On further development of the indicator set, the Republic of Korea suggested the creation of “tentative indicators” to serve as proxies for Tier 3 indicators while their methodological development is completed. She noted that more than half of the indicators in SDGs 12, 13 and 14 are still classified as Tier 3, which is causing an imbalance in monitoring progress of the 17 Goals. Brazil expressed concern about ensuring that the custodial agencies follow the work plan for methodological development of Tier 3 indicators, asking “who will pressure” them to stick to the timeline. The Netherlands raised the process by which additional indicators would be adopted, and noted its preference to replace current indicators that are vague or hard to quantify.
On alternative sources of data, the Russian Federation said these should be used only on a temporary basis until the national statistical systems have all of the indicators. Switzerland’s representative noted the ongoing negotiations on the global compact for migration, and urged the statistical community to involve itself early, following the good experience with doing so for the 2030 Agenda.

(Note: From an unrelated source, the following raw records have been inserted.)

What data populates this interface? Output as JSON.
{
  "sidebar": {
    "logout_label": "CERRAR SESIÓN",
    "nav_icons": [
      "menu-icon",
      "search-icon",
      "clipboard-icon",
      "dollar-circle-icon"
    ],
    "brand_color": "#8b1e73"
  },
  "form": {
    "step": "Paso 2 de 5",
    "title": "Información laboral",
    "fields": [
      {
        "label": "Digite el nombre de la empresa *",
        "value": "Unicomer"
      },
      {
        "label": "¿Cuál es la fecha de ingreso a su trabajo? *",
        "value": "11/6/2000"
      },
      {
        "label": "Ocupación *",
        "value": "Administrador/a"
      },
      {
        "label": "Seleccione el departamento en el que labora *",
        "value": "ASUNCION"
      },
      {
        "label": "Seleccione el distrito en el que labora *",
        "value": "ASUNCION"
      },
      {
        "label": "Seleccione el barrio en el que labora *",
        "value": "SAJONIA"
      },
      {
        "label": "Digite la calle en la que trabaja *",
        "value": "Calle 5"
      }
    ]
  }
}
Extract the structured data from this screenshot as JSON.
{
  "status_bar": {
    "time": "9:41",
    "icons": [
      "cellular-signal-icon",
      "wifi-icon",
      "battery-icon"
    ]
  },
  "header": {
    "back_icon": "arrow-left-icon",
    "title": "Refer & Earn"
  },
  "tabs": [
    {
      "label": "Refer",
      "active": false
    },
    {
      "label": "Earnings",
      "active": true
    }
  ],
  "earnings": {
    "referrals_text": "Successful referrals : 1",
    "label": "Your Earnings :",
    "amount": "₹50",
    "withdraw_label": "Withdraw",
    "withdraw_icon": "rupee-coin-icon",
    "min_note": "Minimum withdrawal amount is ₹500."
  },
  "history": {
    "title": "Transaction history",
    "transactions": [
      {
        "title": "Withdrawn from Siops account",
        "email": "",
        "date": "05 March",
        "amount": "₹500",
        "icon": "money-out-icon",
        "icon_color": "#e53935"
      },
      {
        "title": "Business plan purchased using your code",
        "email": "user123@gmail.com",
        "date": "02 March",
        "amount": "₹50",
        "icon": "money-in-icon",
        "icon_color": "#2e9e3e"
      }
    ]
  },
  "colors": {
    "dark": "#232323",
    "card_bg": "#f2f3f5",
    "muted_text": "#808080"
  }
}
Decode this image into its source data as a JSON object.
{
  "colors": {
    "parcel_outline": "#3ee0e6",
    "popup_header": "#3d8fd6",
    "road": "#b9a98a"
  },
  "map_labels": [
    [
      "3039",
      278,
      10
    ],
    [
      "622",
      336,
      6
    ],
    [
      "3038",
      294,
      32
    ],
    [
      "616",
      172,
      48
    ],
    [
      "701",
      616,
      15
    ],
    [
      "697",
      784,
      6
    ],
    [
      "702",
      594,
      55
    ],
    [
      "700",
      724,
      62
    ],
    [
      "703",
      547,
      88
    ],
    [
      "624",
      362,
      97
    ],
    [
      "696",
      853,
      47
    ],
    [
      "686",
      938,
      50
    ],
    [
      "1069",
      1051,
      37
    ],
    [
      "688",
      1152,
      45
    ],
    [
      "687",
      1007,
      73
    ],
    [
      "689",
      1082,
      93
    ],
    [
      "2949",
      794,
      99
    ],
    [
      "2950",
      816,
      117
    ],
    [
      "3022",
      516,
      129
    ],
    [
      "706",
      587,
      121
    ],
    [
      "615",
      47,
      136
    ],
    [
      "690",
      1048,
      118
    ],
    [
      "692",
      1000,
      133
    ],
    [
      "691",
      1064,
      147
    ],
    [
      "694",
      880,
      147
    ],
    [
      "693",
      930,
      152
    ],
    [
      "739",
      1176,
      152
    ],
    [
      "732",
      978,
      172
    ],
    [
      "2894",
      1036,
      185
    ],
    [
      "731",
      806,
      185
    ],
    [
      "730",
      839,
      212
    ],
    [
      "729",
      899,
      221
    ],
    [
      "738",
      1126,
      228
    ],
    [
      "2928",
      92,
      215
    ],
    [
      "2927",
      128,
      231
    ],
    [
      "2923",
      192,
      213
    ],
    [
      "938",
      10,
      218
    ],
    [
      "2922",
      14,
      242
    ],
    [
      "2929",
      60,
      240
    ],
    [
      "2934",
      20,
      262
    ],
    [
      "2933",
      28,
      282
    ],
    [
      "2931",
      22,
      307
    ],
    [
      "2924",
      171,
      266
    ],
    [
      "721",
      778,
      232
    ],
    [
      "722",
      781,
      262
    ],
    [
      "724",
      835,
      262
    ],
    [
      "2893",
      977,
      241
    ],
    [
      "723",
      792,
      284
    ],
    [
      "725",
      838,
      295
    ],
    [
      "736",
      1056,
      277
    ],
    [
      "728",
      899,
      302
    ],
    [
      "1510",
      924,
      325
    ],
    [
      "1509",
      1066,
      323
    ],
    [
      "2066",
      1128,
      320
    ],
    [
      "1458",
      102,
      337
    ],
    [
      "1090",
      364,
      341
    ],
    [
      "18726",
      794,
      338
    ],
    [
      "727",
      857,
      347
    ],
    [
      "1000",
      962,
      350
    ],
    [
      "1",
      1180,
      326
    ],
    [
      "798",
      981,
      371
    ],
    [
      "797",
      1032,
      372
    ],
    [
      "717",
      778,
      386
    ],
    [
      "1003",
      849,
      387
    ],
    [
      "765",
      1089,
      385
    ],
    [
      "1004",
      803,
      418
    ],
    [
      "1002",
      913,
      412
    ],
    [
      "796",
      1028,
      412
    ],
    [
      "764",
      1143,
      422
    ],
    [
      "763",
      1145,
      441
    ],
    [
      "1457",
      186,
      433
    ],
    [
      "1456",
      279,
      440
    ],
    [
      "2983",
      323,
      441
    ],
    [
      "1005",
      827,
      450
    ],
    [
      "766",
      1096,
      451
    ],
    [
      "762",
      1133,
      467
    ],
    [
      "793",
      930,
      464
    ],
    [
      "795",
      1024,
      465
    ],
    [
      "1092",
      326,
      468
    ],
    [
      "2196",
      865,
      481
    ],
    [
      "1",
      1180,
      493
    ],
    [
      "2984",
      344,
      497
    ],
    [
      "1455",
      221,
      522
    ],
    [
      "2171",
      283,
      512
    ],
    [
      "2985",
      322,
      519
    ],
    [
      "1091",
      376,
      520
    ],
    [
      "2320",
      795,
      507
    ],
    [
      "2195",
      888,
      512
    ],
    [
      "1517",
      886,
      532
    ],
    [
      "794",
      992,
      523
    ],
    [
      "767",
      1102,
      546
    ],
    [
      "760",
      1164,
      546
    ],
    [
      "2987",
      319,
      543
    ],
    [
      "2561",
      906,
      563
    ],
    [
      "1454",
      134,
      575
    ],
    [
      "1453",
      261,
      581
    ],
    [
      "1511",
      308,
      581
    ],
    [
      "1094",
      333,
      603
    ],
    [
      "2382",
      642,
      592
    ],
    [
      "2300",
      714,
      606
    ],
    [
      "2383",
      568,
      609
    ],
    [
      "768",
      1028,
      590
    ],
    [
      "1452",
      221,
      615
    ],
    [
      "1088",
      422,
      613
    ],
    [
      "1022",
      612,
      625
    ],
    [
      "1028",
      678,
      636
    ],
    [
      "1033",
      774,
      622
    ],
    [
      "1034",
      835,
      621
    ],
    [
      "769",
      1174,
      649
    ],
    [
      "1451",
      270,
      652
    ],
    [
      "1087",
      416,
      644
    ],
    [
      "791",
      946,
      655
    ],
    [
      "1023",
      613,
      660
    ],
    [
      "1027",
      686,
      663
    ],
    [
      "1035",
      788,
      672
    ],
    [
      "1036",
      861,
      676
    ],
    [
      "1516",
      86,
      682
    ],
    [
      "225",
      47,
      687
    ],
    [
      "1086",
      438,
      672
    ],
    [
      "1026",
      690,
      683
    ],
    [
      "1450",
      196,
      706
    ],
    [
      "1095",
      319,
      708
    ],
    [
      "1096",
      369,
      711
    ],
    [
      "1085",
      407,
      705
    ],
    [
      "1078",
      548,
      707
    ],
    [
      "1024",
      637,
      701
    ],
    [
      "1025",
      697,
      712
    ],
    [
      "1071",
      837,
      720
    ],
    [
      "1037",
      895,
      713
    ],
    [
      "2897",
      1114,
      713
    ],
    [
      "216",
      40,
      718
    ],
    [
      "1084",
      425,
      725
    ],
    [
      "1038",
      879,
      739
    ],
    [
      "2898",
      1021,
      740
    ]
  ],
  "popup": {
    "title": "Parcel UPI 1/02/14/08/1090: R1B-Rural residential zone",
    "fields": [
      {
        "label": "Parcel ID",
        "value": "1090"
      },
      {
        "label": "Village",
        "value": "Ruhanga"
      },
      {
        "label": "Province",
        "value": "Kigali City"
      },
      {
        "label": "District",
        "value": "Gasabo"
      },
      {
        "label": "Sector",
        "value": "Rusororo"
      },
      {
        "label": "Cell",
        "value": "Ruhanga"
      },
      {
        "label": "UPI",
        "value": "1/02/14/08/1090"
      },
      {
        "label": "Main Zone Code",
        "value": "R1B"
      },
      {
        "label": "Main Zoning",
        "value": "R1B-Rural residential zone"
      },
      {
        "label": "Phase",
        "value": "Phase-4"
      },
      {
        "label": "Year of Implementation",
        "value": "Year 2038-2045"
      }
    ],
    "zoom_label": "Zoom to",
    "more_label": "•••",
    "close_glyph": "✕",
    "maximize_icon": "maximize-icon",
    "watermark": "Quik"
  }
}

The 49th session will continue until 9 March, in New York, US. The IAEG will convene its next meeting (IAEG-SDGs 7) in April, in Vienna, Austria. The objectives will be to: review the tier classification of the indicators; discuss implementation of the guidelines on data flows/global data reporting; discuss developing a document on best practices in global data reporting; review proposals for additional indicators as part of the 2020 comprehensive review; discuss progress on data disaggregation; and share experiences in monitoring the SDGs, including the development and use of national data platforms. The members-only meeting will take place on 9 April, followed by a plenary session of three days (10-12 April) during which all countries, entities and stakeholders are invited to attend. [Remarks of USG Liu] [UNSC 49 Webpage] [IAEG-SDGs 7 Tentative Agenda] [IAEG-SDGs 7 Webpage] [DESA News]